Content starts

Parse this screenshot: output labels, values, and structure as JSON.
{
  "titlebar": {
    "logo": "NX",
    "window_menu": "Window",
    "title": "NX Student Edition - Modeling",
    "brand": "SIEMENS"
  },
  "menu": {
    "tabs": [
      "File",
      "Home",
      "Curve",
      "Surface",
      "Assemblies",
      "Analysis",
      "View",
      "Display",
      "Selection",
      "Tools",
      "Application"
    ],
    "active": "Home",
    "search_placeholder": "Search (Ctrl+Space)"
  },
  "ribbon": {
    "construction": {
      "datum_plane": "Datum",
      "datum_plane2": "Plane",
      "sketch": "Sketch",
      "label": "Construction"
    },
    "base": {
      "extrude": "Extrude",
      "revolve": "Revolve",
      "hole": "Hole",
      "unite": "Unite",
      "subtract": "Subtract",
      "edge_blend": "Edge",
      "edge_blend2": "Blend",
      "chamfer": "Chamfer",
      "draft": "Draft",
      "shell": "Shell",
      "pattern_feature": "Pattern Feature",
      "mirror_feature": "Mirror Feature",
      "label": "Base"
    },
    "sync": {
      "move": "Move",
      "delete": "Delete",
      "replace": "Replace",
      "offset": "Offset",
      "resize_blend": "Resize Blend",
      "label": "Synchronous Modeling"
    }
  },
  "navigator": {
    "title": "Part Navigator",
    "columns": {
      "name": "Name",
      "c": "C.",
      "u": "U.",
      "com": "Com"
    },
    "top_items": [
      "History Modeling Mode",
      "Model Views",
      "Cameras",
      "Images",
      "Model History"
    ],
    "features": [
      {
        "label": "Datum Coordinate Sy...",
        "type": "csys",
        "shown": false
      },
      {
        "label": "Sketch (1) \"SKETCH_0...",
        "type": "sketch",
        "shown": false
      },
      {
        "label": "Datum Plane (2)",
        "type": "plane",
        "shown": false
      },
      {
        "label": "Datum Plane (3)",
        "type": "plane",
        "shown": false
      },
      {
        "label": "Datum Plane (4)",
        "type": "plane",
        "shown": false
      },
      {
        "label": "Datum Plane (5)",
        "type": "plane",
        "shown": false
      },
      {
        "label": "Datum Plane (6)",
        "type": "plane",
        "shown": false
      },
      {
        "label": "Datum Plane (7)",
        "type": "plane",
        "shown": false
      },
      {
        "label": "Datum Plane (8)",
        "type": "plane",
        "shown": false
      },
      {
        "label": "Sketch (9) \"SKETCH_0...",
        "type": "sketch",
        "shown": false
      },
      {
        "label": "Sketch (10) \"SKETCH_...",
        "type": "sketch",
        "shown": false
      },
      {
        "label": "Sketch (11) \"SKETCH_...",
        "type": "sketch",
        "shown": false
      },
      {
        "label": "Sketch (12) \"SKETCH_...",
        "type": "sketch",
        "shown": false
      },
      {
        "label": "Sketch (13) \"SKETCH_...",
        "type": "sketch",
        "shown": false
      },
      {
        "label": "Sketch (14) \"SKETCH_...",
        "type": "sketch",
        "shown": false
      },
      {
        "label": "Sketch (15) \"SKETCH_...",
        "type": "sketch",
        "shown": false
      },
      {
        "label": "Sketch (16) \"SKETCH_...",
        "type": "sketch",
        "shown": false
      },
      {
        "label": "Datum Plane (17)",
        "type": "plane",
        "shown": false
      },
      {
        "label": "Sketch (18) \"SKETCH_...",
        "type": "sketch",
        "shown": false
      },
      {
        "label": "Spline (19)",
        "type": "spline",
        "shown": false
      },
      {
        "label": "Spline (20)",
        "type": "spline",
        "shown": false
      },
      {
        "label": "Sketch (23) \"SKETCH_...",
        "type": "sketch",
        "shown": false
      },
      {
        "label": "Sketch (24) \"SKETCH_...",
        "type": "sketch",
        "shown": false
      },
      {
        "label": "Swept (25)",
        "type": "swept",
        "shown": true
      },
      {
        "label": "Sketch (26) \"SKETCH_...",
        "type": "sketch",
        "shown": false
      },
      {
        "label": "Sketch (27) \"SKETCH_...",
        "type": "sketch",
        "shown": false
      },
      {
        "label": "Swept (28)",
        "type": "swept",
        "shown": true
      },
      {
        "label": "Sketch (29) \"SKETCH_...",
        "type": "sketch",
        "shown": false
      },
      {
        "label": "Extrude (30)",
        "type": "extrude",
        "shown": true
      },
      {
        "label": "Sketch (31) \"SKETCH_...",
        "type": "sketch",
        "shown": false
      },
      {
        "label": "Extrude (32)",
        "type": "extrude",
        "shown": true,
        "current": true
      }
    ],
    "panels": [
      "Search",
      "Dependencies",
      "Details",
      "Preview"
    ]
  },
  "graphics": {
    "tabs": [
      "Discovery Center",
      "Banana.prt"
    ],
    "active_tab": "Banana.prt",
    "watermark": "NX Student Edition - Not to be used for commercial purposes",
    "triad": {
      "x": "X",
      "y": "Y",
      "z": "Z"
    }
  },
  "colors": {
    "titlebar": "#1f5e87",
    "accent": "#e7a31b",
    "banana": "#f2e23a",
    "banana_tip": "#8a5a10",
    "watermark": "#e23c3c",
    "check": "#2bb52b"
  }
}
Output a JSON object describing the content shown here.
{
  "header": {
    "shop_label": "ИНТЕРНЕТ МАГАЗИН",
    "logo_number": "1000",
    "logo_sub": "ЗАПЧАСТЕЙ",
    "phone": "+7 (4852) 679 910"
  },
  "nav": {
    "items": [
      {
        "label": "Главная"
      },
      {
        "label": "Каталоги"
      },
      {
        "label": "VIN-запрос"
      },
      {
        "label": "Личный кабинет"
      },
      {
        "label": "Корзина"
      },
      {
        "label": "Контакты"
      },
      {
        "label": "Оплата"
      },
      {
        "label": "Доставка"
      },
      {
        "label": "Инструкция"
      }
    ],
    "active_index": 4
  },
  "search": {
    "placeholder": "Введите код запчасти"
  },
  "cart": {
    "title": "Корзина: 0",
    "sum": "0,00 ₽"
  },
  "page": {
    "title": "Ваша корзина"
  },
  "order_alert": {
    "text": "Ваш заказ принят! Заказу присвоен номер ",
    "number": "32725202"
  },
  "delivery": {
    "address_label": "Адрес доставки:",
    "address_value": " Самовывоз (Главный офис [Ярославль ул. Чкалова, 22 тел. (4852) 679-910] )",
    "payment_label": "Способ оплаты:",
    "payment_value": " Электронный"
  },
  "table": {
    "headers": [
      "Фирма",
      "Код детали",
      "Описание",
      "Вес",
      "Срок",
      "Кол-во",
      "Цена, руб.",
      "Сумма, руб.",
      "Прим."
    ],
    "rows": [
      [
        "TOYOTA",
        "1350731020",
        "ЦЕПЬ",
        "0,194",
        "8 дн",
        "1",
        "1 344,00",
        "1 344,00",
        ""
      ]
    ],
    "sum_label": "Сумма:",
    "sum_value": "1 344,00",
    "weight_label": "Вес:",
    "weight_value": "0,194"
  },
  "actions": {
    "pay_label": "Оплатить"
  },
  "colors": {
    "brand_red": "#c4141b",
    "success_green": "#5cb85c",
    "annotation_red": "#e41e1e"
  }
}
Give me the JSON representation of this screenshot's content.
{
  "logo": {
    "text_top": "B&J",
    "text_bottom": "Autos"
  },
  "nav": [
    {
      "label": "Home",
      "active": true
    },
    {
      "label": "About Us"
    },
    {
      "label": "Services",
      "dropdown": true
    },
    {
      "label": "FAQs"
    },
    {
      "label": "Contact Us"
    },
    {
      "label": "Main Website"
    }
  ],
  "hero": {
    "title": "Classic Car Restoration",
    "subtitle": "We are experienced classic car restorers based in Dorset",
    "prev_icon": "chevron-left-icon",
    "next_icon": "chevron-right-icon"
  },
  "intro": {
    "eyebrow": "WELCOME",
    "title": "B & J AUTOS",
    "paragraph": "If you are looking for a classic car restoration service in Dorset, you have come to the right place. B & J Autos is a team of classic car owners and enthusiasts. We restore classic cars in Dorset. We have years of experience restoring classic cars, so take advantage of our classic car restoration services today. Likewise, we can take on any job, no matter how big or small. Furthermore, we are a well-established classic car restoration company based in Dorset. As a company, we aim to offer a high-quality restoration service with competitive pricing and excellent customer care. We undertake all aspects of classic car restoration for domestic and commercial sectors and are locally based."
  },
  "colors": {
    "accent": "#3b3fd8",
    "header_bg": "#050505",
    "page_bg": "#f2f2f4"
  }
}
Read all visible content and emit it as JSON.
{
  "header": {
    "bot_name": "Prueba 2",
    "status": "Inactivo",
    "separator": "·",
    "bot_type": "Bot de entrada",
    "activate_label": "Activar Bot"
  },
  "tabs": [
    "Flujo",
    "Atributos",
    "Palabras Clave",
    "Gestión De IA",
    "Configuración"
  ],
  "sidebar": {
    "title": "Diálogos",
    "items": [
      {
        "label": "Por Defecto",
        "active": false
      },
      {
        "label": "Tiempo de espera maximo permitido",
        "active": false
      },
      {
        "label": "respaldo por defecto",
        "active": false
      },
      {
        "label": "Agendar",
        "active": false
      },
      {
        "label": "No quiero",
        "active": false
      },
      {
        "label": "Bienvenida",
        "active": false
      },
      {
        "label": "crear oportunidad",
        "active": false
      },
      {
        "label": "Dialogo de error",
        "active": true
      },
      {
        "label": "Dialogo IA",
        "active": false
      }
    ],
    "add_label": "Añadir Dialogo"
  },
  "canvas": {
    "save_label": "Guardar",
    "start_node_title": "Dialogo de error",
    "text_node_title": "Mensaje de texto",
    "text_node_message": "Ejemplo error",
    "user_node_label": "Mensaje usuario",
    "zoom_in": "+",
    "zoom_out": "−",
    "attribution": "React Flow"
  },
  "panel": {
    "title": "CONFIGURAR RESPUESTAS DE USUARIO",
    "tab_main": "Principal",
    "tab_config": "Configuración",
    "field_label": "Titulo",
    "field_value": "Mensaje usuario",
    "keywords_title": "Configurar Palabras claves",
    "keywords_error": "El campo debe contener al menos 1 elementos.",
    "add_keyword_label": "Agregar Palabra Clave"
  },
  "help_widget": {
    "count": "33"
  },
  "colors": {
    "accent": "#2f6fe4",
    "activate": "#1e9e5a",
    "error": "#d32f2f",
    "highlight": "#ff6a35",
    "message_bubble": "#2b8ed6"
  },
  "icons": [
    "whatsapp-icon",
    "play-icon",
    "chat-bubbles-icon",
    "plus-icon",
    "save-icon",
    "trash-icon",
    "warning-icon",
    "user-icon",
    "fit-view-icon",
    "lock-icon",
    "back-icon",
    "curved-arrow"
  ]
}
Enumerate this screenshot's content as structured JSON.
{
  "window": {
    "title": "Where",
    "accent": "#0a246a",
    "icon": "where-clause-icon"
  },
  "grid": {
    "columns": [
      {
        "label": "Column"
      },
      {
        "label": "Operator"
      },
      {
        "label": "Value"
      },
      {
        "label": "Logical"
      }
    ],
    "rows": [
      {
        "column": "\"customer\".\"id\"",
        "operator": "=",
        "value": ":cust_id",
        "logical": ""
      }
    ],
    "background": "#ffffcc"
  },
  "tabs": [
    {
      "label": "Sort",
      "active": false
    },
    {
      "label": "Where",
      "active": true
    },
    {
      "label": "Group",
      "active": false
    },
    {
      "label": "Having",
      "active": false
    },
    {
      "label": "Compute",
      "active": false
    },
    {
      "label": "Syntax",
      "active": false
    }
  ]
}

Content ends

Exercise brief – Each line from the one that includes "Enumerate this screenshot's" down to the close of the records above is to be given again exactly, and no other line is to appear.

Result for this exercise –
Enumerate this screenshot's content as structured JSON.
{
  "window": {
    "title": "Where",
    "accent": "#0a246a",
    "icon": "where-clause-icon"
  },
  "grid": {
    "columns": [
      {
        "label": "Column"
      },
      {
        "label": "Operator"
      },
      {
        "label": "Value"
      },
      {
        "label": "Logical"
      }
    ],
    "rows": [
      {
        "column": "\"customer\".\"id\"",
        "operator": "=",
        "value": ":cust_id",
        "logical": ""
      }
    ],
    "background": "#ffffcc"
  },
  "tabs": [
    {
      "label": "Sort",
      "active": false
    },
    {
      "label": "Where",
      "active": true
    },
    {
      "label": "Group",
      "active": false
    },
    {
      "label": "Having",
      "active": false
    },
    {
      "label": "Compute",
      "active": false
    },
    {
      "label": "Syntax",
      "active": false
    }
  ]
}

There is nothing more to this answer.